**PROBLEM DESCRIPTION**
Go through the records and set each one down exactly, skipping any picture.

**Data records for software interfaces**

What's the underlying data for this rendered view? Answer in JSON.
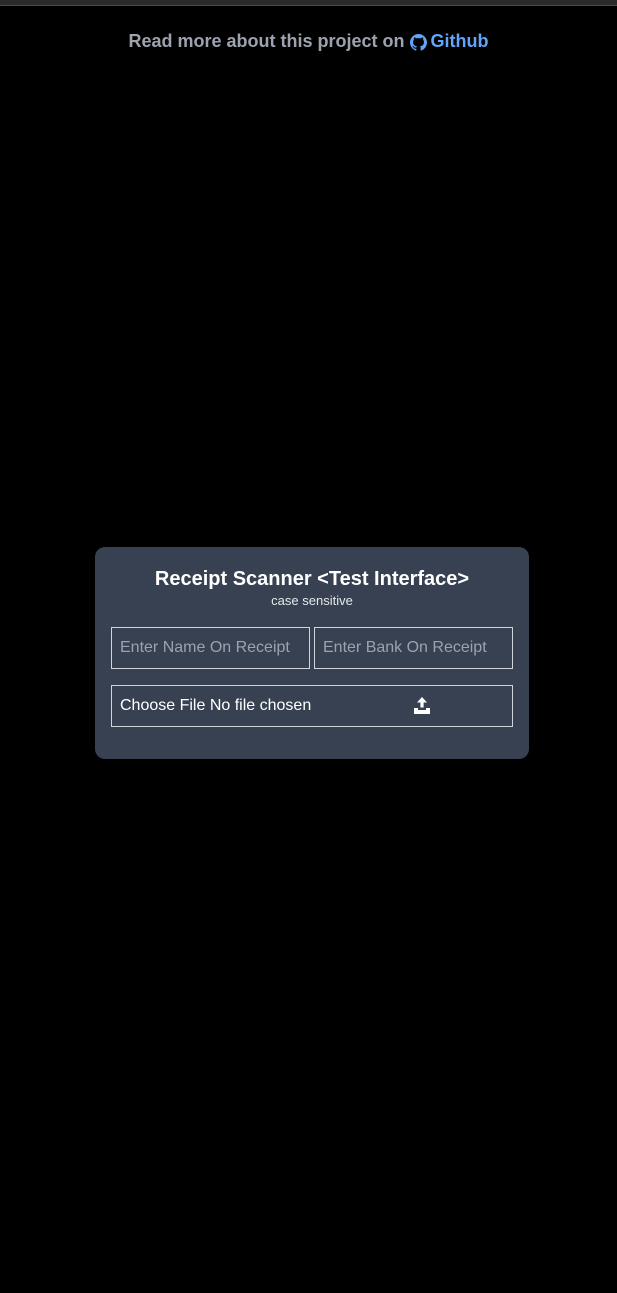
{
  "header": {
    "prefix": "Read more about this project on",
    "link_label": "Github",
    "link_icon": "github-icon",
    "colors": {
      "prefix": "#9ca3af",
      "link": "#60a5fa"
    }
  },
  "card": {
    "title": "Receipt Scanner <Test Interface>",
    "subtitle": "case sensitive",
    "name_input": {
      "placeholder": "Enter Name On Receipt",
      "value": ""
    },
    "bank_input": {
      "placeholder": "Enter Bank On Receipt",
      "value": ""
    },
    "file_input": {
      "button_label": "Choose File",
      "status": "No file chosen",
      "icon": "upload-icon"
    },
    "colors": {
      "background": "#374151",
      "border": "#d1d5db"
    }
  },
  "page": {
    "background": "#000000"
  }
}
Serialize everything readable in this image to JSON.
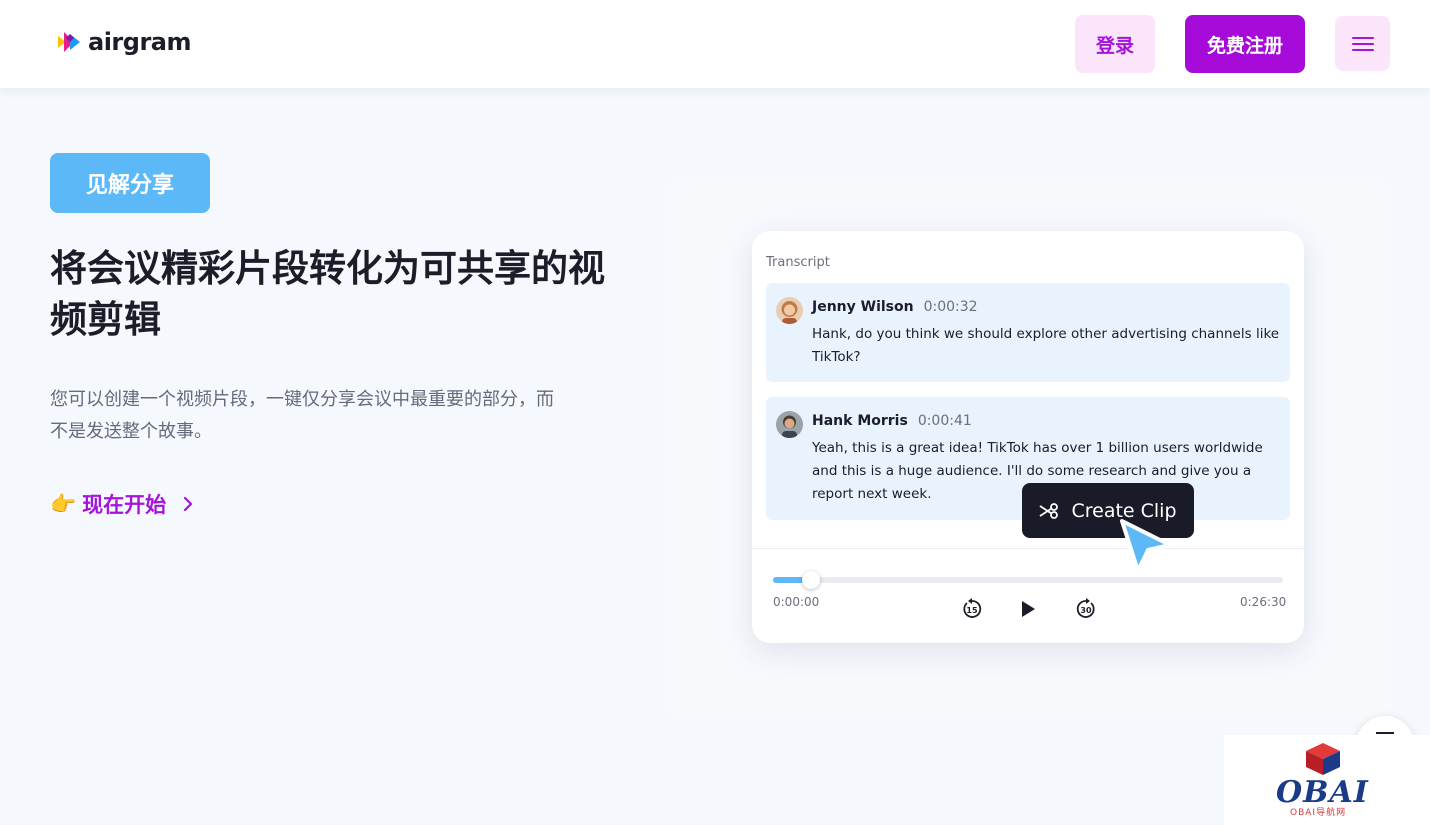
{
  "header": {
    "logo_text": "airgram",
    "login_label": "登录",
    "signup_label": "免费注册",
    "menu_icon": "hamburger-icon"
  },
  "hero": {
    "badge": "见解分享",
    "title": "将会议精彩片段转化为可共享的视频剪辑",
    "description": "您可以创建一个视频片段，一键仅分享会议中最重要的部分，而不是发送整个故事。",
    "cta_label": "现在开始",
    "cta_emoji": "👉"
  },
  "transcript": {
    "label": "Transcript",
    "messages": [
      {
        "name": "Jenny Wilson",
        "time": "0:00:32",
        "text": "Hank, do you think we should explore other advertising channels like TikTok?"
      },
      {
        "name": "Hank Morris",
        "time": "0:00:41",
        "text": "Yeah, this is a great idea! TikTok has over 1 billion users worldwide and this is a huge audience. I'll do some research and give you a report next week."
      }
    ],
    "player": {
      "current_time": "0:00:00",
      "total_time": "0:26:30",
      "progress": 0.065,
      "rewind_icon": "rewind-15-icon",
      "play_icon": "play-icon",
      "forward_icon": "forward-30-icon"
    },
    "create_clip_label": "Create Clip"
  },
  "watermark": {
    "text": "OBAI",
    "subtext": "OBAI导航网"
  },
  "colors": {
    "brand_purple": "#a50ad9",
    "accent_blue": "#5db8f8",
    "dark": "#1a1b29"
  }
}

**RESPONSE AREA**
What's the underlying data for this rendered view? Answer in JSON.
{
  "header": {
    "prefix": "Read more about this project on",
    "link_label": "Github",
    "link_icon": "github-icon",
    "colors": {
      "prefix": "#9ca3af",
      "link": "#60a5fa"
    }
  },
  "card": {
    "title": "Receipt Scanner <Test Interface>",
    "subtitle": "case sensitive",
    "name_input": {
      "placeholder": "Enter Name On Receipt",
      "value": ""
    },
    "bank_input": {
      "placeholder": "Enter Bank On Receipt",
      "value": ""
    },
    "file_input": {
      "button_label": "Choose File",
      "status": "No file chosen",
      "icon": "upload-icon"
    },
    "colors": {
      "background": "#374151",
      "border": "#d1d5db"
    }
  },
  "page": {
    "background": "#000000"
  }
}
Serialize everything readable in this image to JSON.
{
  "header": {
    "logo_text": "airgram",
    "login_label": "登录",
    "signup_label": "免费注册",
    "menu_icon": "hamburger-icon"
  },
  "hero": {
    "badge": "见解分享",
    "title": "将会议精彩片段转化为可共享的视频剪辑",
    "description": "您可以创建一个视频片段，一键仅分享会议中最重要的部分，而不是发送整个故事。",
    "cta_label": "现在开始",
    "cta_emoji": "👉"
  },
  "transcript": {
    "label": "Transcript",
    "messages": [
      {
        "name": "Jenny Wilson",
        "time": "0:00:32",
        "text": "Hank, do you think we should explore other advertising channels like TikTok?"
      },
      {
        "name": "Hank Morris",
        "time": "0:00:41",
        "text": "Yeah, this is a great idea! TikTok has over 1 billion users worldwide and this is a huge audience. I'll do some research and give you a report next week."
      }
    ],
    "player": {
      "current_time": "0:00:00",
      "total_time": "0:26:30",
      "progress": 0.065,
      "rewind_icon": "rewind-15-icon",
      "play_icon": "play-icon",
      "forward_icon": "forward-30-icon"
    },
    "create_clip_label": "Create Clip"
  },
  "watermark": {
    "text": "OBAI",
    "subtext": "OBAI导航网"
  },
  "colors": {
    "brand_purple": "#a50ad9",
    "accent_blue": "#5db8f8",
    "dark": "#1a1b29"
  }
}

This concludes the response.